I recently have just fallen head over heels in love with this movie. Ridley Scott is a great filmmaker. He really is. This film is so utterly amazing. Telling the story of an astronaut who ends up stranded on Mars after his team believes he is dead and has to evacuate. From there is a great look at all the science involved in not only his survival, but also getting him home. This film has some fantastic performances by the entire cast. Matt Damon is at his best in the role as Mark Watney. Another film where he has to be rescued. Someone should put a bell around his neck. The effects in this movie are amazing. The CG is really good. There is a nice integration of practical effects. The sets are cool. All of the science is on point. I love this movie. It does the source material proud as well. Another film based off a book. If you haven’t seen this movie yet, you’re doing a disservice to yourself by not doing so right now.
And my favorite smart science fiction film is…
1. Blade Runner
The film that created the term cyberpunk in the popular lexicon. A movie with a cyberpunk edge might not seem to be in the realm of smart science fiction, but I do believe this movie is. Sure, we have flying cars, and that is silly. But what makes this smart is the themes of the film. It’s a movie about power relationships. The replicants are beneath humans. Society seems them that way.
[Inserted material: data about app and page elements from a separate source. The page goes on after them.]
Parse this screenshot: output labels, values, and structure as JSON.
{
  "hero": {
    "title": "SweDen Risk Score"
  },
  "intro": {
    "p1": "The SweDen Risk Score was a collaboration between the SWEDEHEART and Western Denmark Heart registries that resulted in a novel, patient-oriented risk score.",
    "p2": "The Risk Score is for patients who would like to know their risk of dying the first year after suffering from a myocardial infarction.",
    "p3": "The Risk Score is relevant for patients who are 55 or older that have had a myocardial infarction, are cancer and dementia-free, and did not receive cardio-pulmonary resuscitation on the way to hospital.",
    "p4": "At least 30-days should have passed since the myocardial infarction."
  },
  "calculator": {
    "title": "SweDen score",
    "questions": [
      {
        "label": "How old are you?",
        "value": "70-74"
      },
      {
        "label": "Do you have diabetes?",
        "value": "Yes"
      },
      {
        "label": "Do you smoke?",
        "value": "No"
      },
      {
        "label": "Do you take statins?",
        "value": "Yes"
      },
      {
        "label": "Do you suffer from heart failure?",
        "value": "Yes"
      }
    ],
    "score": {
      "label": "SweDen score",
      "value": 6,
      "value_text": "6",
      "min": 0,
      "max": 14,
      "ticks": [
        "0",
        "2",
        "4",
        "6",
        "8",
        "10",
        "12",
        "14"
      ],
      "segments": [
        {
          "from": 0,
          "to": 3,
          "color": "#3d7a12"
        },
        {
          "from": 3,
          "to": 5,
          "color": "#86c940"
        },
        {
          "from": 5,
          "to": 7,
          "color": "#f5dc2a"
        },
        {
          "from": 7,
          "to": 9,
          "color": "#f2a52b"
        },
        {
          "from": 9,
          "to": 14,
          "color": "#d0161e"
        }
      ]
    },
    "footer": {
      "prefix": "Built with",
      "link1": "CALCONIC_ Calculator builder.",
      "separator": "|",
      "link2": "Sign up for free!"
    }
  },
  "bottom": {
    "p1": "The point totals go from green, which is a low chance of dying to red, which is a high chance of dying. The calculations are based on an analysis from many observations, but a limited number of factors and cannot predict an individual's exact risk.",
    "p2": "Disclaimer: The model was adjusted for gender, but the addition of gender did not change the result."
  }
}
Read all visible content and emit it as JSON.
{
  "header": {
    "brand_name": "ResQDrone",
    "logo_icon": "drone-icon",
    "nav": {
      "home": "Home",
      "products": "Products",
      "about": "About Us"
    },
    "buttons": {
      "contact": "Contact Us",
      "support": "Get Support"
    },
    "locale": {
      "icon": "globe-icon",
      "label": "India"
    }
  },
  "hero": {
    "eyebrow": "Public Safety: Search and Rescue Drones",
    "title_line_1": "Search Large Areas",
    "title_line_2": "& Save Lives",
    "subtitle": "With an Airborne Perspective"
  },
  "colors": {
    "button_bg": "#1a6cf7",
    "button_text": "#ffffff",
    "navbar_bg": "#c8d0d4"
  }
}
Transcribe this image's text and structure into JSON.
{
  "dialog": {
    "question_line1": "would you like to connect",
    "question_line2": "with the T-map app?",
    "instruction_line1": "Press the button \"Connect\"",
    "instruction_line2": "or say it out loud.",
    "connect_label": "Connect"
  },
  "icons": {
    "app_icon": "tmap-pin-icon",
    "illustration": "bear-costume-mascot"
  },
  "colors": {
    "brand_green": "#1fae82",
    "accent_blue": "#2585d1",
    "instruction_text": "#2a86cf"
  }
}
They are forced to be in ugly places far from Earth. Coming to Earth is on pain of death. The test to find out if a person is a replicant or not is invasive and cold. Deckard is a man who goes between the lower and upper world, belong in neither. When he realizes that Rachel is a replicant, he treats her as poorly as the rest of people would. This film is all about subtle themes that play out in a culmination of the final moments before Roy Batty’s death, are are among the most talked about in all of cinema. The sequel was alright, but nothing can beat the original, in my eyes. If you haven’t seen this film too, you’re also missing out.
What about you? What are some of your favorite smart science fiction films? Please don’t comment stupid shit like Gravity. That film is visually amazing, but the science fiction in it is dumb as dirt.
Until next time, a quote,
“I’ve seen things you people wouldn’t believe.” – Roy Batty, Blade Runner